* _Work instruction_
Among the records, which lines hold the word "Ростову"? Pick them out.

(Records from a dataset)
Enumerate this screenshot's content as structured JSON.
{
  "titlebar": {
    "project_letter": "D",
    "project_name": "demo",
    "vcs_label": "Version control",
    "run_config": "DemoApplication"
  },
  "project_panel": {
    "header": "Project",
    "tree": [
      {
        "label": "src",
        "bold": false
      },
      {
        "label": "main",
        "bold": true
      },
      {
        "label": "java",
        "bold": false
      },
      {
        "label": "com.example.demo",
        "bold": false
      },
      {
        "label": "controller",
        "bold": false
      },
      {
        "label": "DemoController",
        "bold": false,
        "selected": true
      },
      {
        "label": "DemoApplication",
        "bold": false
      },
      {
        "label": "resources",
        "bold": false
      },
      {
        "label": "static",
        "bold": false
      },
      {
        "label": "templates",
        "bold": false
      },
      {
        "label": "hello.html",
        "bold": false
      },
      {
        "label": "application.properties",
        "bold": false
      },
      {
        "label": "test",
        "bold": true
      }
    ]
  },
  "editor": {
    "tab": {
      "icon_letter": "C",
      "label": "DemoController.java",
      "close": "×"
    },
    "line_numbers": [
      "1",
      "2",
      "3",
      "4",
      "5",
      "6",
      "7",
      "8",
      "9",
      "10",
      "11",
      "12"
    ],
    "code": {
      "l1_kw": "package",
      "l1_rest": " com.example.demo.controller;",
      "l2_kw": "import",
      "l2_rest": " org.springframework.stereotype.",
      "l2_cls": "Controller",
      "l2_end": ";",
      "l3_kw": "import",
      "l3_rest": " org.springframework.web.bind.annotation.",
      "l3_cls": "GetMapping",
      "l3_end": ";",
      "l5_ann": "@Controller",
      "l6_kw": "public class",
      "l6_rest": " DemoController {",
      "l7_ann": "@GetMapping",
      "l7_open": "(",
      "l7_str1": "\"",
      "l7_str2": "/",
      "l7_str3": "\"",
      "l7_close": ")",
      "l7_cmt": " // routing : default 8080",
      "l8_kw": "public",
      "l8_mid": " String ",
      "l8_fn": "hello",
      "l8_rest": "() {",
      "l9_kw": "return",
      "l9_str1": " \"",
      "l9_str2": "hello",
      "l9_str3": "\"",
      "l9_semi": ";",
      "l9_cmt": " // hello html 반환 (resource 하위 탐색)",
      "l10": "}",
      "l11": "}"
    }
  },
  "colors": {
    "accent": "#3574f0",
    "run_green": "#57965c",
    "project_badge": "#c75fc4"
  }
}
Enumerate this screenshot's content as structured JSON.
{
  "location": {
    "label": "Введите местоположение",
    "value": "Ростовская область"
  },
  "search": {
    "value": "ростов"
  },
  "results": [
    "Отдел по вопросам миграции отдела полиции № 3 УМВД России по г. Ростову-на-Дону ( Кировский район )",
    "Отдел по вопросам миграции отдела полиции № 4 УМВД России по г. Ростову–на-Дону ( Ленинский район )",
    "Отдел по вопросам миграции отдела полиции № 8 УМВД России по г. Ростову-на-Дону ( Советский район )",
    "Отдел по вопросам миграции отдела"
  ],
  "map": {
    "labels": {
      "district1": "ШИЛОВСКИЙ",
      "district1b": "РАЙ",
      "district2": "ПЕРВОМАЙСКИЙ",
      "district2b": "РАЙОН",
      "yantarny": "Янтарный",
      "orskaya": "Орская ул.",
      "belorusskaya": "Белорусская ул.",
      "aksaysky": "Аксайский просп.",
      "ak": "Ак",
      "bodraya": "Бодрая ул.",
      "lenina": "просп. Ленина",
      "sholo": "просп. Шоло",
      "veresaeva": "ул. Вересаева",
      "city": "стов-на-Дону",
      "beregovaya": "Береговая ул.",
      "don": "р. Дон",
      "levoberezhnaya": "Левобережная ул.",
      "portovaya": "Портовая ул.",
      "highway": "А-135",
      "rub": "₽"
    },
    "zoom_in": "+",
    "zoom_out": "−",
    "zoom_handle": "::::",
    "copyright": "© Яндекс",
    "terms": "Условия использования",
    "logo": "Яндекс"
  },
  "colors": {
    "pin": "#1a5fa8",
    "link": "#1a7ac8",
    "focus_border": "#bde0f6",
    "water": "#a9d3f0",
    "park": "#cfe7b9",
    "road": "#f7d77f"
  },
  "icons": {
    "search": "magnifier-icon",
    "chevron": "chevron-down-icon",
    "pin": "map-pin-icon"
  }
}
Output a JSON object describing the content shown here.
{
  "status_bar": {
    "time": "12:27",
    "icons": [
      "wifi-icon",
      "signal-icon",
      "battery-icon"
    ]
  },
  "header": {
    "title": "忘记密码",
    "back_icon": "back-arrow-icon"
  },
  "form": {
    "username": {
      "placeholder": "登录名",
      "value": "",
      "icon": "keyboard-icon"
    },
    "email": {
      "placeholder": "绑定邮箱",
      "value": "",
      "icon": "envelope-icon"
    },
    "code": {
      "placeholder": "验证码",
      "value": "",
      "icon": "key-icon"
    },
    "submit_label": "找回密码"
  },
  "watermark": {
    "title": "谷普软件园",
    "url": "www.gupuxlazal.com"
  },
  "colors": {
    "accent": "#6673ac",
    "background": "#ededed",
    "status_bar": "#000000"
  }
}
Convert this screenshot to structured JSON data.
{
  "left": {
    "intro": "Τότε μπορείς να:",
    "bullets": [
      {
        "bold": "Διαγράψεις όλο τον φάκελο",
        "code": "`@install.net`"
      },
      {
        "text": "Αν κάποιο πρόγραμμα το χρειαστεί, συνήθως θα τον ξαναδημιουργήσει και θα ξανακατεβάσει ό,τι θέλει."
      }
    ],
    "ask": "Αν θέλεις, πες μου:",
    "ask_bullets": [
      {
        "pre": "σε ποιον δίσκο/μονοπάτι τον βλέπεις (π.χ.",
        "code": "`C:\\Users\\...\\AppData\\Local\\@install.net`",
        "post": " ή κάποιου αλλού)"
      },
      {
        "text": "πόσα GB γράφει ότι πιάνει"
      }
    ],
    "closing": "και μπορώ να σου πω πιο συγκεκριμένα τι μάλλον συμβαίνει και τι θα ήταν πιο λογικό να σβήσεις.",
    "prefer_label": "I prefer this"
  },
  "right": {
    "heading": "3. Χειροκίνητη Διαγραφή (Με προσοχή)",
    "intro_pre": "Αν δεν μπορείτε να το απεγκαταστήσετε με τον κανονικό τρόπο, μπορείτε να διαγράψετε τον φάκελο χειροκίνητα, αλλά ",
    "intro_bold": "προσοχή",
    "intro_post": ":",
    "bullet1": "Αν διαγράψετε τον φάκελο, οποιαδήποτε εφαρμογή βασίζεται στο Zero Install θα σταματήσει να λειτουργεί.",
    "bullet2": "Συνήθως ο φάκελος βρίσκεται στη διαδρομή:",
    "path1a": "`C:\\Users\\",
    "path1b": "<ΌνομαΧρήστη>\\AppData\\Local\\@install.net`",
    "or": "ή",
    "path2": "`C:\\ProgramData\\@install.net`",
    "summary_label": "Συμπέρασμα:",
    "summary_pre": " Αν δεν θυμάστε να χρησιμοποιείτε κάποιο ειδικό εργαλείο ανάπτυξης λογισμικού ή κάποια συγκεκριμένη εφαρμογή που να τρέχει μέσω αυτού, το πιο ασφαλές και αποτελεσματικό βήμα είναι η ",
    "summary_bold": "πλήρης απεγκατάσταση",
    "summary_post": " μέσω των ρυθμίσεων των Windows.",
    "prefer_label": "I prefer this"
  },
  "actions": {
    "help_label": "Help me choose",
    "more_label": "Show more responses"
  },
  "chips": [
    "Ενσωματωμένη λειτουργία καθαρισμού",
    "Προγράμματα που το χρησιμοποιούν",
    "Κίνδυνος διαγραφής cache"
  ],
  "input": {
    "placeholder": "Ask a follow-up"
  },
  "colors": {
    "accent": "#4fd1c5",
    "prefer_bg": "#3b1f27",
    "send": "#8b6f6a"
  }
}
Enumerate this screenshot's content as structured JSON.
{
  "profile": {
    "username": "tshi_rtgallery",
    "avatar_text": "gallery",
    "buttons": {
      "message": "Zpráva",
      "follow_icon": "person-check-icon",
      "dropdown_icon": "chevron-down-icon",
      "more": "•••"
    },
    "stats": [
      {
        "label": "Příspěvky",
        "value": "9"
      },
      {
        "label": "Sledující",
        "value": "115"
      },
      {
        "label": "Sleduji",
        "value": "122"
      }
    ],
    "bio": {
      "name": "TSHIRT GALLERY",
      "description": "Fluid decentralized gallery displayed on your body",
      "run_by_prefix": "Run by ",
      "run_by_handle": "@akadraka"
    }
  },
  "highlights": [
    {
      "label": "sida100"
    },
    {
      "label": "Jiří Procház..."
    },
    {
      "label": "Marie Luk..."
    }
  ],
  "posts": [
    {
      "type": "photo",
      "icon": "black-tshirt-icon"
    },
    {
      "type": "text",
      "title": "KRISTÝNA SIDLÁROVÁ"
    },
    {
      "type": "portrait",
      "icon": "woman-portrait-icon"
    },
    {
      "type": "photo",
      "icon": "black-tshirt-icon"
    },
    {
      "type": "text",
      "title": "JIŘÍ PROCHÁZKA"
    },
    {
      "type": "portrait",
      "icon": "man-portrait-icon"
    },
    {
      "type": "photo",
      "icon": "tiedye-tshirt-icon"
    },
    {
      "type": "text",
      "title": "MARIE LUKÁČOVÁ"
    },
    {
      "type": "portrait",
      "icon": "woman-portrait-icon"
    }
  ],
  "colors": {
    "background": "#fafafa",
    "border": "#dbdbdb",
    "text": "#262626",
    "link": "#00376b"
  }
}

* _Result_
    "Отдел по вопросам миграции отдела полиции № 3 УМВД России по г. Ростову-на-Дону ( Кировский район )",
    "Отдел по вопросам миграции отдела полиции № 4 УМВД России по г. Ростову–на-Дону ( Ленинский район )",
    "Отдел по вопросам миграции отдела полиции № 8 УМВД России по г. Ростову-на-Дону ( Советский район )",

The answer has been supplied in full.